Work required:
Could you write out the listing below exactly as it stands, leaving out the pictures?

Records:
Content starts
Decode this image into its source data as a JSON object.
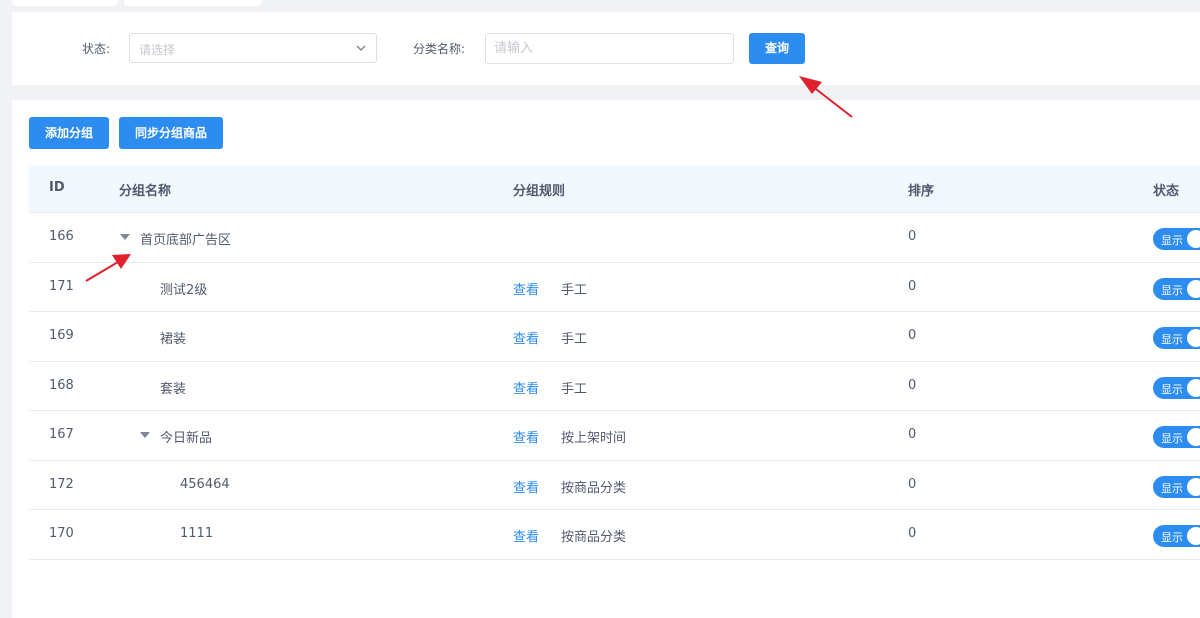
{
  "filter": {
    "status_label": "状态:",
    "status_placeholder": "请选择",
    "name_label": "分类名称:",
    "name_placeholder": "请输入",
    "query_button": "查询"
  },
  "toolbar": {
    "add_button": "添加分组",
    "sync_button": "同步分组商品"
  },
  "table": {
    "headers": {
      "id": "ID",
      "name": "分组名称",
      "rule": "分组规则",
      "sort": "排序",
      "status": "状态"
    },
    "view_link": "查看",
    "switch_label": "显示",
    "rows": [
      {
        "id": "166",
        "name": "首页底部广告区",
        "level": 0,
        "expandable": true,
        "rule": "",
        "has_link": false,
        "sort": "0"
      },
      {
        "id": "171",
        "name": "测试2级",
        "level": 1,
        "expandable": false,
        "rule": "手工",
        "has_link": true,
        "sort": "0"
      },
      {
        "id": "169",
        "name": "裙装",
        "level": 1,
        "expandable": false,
        "rule": "手工",
        "has_link": true,
        "sort": "0"
      },
      {
        "id": "168",
        "name": "套装",
        "level": 1,
        "expandable": false,
        "rule": "手工",
        "has_link": true,
        "sort": "0"
      },
      {
        "id": "167",
        "name": "今日新品",
        "level": 1,
        "expandable": true,
        "rule": "按上架时间",
        "has_link": true,
        "sort": "0"
      },
      {
        "id": "172",
        "name": "456464",
        "level": 2,
        "expandable": false,
        "rule": "按商品分类",
        "has_link": true,
        "sort": "0"
      },
      {
        "id": "170",
        "name": "1111",
        "level": 2,
        "expandable": false,
        "rule": "按商品分类",
        "has_link": true,
        "sort": "0"
      }
    ]
  },
  "colors": {
    "primary": "#2d8cf0",
    "annotation_arrow": "#e0202b"
  },
  "icons": {
    "select_arrow": "chevron-down-icon",
    "tree_toggle": "caret-down-icon"
  }
}
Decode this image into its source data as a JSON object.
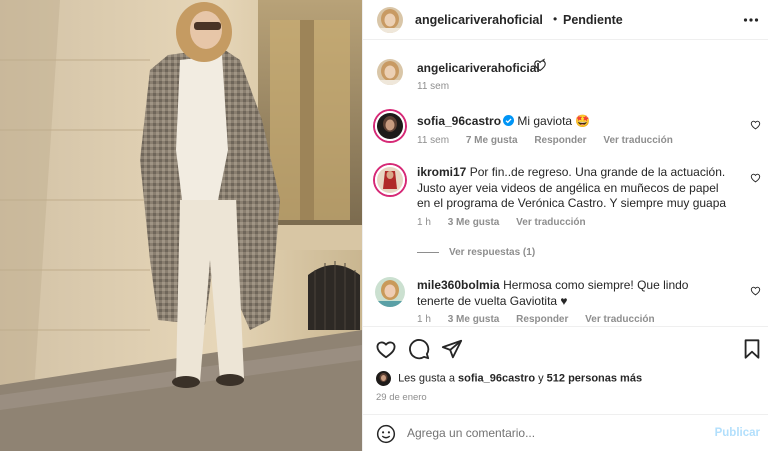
{
  "post": {
    "username": "angelicariverahoficial",
    "separator": "•",
    "follow_status": "Pendiente",
    "more_icon": "more-horizontal-icon"
  },
  "caption": {
    "username": "angelicariverahoficial",
    "emoji": "heart-with-ribbon-emoji",
    "time": "11 sem"
  },
  "comments": [
    {
      "username": "sofia_96castro",
      "verified": true,
      "text": "Mi gaviota 🤩",
      "time": "11 sem",
      "likes": "7 Me gusta",
      "reply": "Responder",
      "translate": "Ver traducción"
    },
    {
      "username": "ikromi17",
      "verified": false,
      "text": "Por fin..de regreso. Una grande de la actuación. Justo ayer veia videos de angélica en muñecos de papel en el programa de Verónica Castro. Y siempre muy guapa",
      "time": "1 h",
      "likes": "3 Me gusta",
      "translate": "Ver traducción",
      "view_replies": "Ver respuestas (1)"
    },
    {
      "username": "mile360bolmia",
      "verified": false,
      "text": "Hermosa como siempre! Que lindo tenerte de vuelta Gaviotita ♥",
      "time": "1 h",
      "likes": "3 Me gusta",
      "reply": "Responder",
      "translate": "Ver traducción"
    }
  ],
  "actions": {
    "icons": [
      "heart-icon",
      "comment-icon",
      "share-icon",
      "bookmark-icon"
    ]
  },
  "likes": {
    "prefix": "Les gusta a",
    "user": "sofia_96castro",
    "middle": "y",
    "others": "512 personas más"
  },
  "date": "29 de enero",
  "add_comment": {
    "placeholder": "Agrega un comentario...",
    "publish": "Publicar"
  },
  "colors": {
    "accent_link": "#b2dffc",
    "secondary_text": "#8e8e8e",
    "verified": "#0095f6",
    "story_ring": "#d62976"
  }
}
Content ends
Answer to the problem:
Decode this image into its source data as a JSON object.
{
  "filter": {
    "status_label": "状态:",
    "status_placeholder": "请选择",
    "name_label": "分类名称:",
    "name_placeholder": "请输入",
    "query_button": "查询"
  },
  "toolbar": {
    "add_button": "添加分组",
    "sync_button": "同步分组商品"
  },
  "table": {
    "headers": {
      "id": "ID",
      "name": "分组名称",
      "rule": "分组规则",
      "sort": "排序",
      "status": "状态"
    },
    "view_link": "查看",
    "switch_label": "显示",
    "rows": [
      {
        "id": "166",
        "name": "首页底部广告区",
        "level": 0,
        "expandable": true,
        "rule": "",
        "has_link": false,
        "sort": "0"
      },
      {
        "id": "171",
        "name": "测试2级",
        "level": 1,
        "expandable": false,
        "rule": "手工",
        "has_link": true,
        "sort": "0"
      },
      {
        "id": "169",
        "name": "裙装",
        "level": 1,
        "expandable": false,
        "rule": "手工",
        "has_link": true,
        "sort": "0"
      },
      {
        "id": "168",
        "name": "套装",
        "level": 1,
        "expandable": false,
        "rule": "手工",
        "has_link": true,
        "sort": "0"
      },
      {
        "id": "167",
        "name": "今日新品",
        "level": 1,
        "expandable": true,
        "rule": "按上架时间",
        "has_link": true,
        "sort": "0"
      },
      {
        "id": "172",
        "name": "456464",
        "level": 2,
        "expandable": false,
        "rule": "按商品分类",
        "has_link": true,
        "sort": "0"
      },
      {
        "id": "170",
        "name": "1111",
        "level": 2,
        "expandable": false,
        "rule": "按商品分类",
        "has_link": true,
        "sort": "0"
      }
    ]
  },
  "colors": {
    "primary": "#2d8cf0",
    "annotation_arrow": "#e0202b"
  },
  "icons": {
    "select_arrow": "chevron-down-icon",
    "tree_toggle": "caret-down-icon"
  }
}
Decode this image into its source data as a JSON object.
{
  "post": {
    "username": "angelicariverahoficial",
    "separator": "•",
    "follow_status": "Pendiente",
    "more_icon": "more-horizontal-icon"
  },
  "caption": {
    "username": "angelicariverahoficial",
    "emoji": "heart-with-ribbon-emoji",
    "time": "11 sem"
  },
  "comments": [
    {
      "username": "sofia_96castro",
      "verified": true,
      "text": "Mi gaviota 🤩",
      "time": "11 sem",
      "likes": "7 Me gusta",
      "reply": "Responder",
      "translate": "Ver traducción"
    },
    {
      "username": "ikromi17",
      "verified": false,
      "text": "Por fin..de regreso. Una grande de la actuación. Justo ayer veia videos de angélica en muñecos de papel en el programa de Verónica Castro. Y siempre muy guapa",
      "time": "1 h",
      "likes": "3 Me gusta",
      "translate": "Ver traducción",
      "view_replies": "Ver respuestas (1)"
    },
    {
      "username": "mile360bolmia",
      "verified": false,
      "text": "Hermosa como siempre! Que lindo tenerte de vuelta Gaviotita ♥",
      "time": "1 h",
      "likes": "3 Me gusta",
      "reply": "Responder",
      "translate": "Ver traducción"
    }
  ],
  "actions": {
    "icons": [
      "heart-icon",
      "comment-icon",
      "share-icon",
      "bookmark-icon"
    ]
  },
  "likes": {
    "prefix": "Les gusta a",
    "user": "sofia_96castro",
    "middle": "y",
    "others": "512 personas más"
  },
  "date": "29 de enero",
  "add_comment": {
    "placeholder": "Agrega un comentario...",
    "publish": "Publicar"
  },
  "colors": {
    "accent_link": "#b2dffc",
    "secondary_text": "#8e8e8e",
    "verified": "#0095f6",
    "story_ring": "#d62976"
  }
}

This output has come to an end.